> **ASSIGNMENT**:
Could you retype the entries below exactly, omitting every picture?

[Web page and app entries]
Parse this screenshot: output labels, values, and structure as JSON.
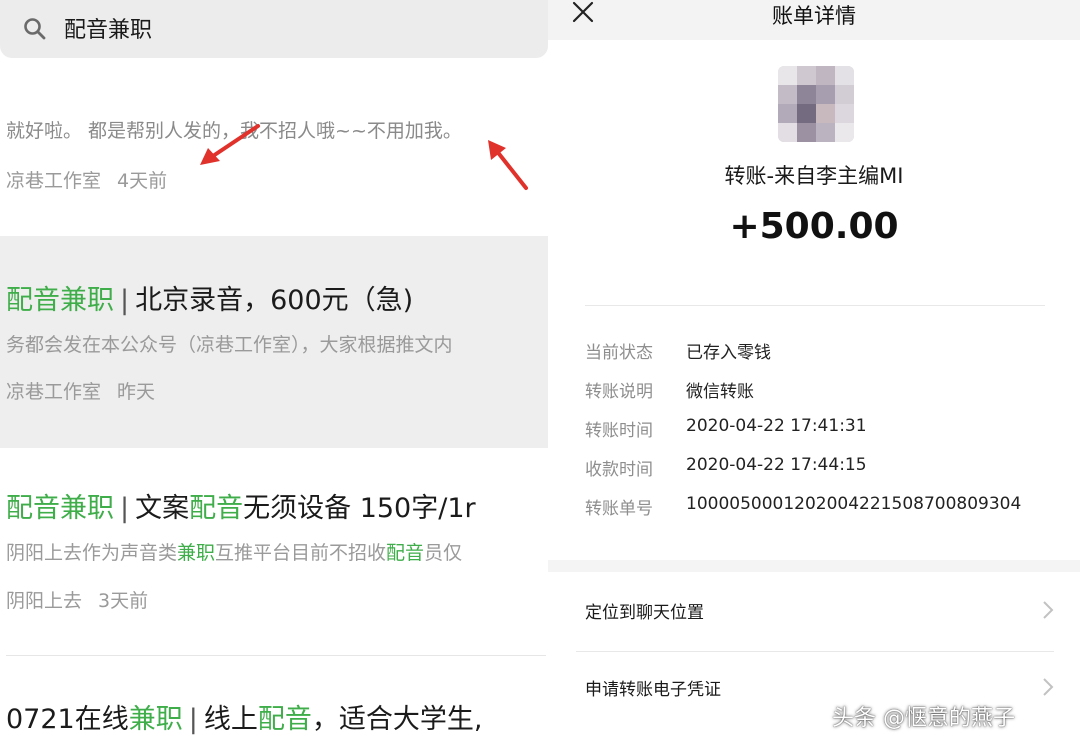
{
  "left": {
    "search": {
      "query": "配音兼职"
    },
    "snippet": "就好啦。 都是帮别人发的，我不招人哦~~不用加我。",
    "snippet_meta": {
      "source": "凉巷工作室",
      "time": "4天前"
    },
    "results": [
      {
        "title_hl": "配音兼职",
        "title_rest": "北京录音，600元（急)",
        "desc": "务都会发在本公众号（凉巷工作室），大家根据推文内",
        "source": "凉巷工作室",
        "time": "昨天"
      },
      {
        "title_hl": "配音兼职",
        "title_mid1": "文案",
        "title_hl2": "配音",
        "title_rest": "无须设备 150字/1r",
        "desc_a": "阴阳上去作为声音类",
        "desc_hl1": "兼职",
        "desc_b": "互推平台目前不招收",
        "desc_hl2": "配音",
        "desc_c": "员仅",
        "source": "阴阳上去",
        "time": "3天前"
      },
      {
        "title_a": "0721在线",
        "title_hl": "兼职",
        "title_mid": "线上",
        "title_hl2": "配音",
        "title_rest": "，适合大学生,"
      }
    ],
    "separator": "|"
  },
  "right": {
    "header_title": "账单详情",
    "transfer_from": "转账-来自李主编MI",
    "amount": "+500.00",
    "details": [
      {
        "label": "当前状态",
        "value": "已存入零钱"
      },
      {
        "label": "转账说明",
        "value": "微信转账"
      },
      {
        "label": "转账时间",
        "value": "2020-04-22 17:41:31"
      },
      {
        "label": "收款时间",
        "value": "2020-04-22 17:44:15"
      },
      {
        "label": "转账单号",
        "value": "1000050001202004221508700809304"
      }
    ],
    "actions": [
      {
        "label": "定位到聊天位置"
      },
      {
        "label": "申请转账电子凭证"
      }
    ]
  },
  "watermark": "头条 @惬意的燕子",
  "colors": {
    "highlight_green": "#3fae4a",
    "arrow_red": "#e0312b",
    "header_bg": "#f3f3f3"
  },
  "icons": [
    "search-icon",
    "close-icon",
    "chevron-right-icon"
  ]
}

> **RESPONSE TO THIS TASK**:
Parse this screenshot: output labels, values, and structure as JSON.
{
  "left": {
    "search": {
      "query": "配音兼职"
    },
    "snippet": "就好啦。 都是帮别人发的，我不招人哦~~不用加我。",
    "snippet_meta": {
      "source": "凉巷工作室",
      "time": "4天前"
    },
    "results": [
      {
        "title_hl": "配音兼职",
        "title_rest": "北京录音，600元（急)",
        "desc": "务都会发在本公众号（凉巷工作室），大家根据推文内",
        "source": "凉巷工作室",
        "time": "昨天"
      },
      {
        "title_hl": "配音兼职",
        "title_mid1": "文案",
        "title_hl2": "配音",
        "title_rest": "无须设备 150字/1r",
        "desc_a": "阴阳上去作为声音类",
        "desc_hl1": "兼职",
        "desc_b": "互推平台目前不招收",
        "desc_hl2": "配音",
        "desc_c": "员仅",
        "source": "阴阳上去",
        "time": "3天前"
      },
      {
        "title_a": "0721在线",
        "title_hl": "兼职",
        "title_mid": "线上",
        "title_hl2": "配音",
        "title_rest": "，适合大学生,"
      }
    ],
    "separator": "|"
  },
  "right": {
    "header_title": "账单详情",
    "transfer_from": "转账-来自李主编MI",
    "amount": "+500.00",
    "details": [
      {
        "label": "当前状态",
        "value": "已存入零钱"
      },
      {
        "label": "转账说明",
        "value": "微信转账"
      },
      {
        "label": "转账时间",
        "value": "2020-04-22 17:41:31"
      },
      {
        "label": "收款时间",
        "value": "2020-04-22 17:44:15"
      },
      {
        "label": "转账单号",
        "value": "1000050001202004221508700809304"
      }
    ],
    "actions": [
      {
        "label": "定位到聊天位置"
      },
      {
        "label": "申请转账电子凭证"
      }
    ]
  },
  "watermark": "头条 @惬意的燕子",
  "colors": {
    "highlight_green": "#3fae4a",
    "arrow_red": "#e0312b",
    "header_bg": "#f3f3f3"
  },
  "icons": [
    "search-icon",
    "close-icon",
    "chevron-right-icon"
  ]
}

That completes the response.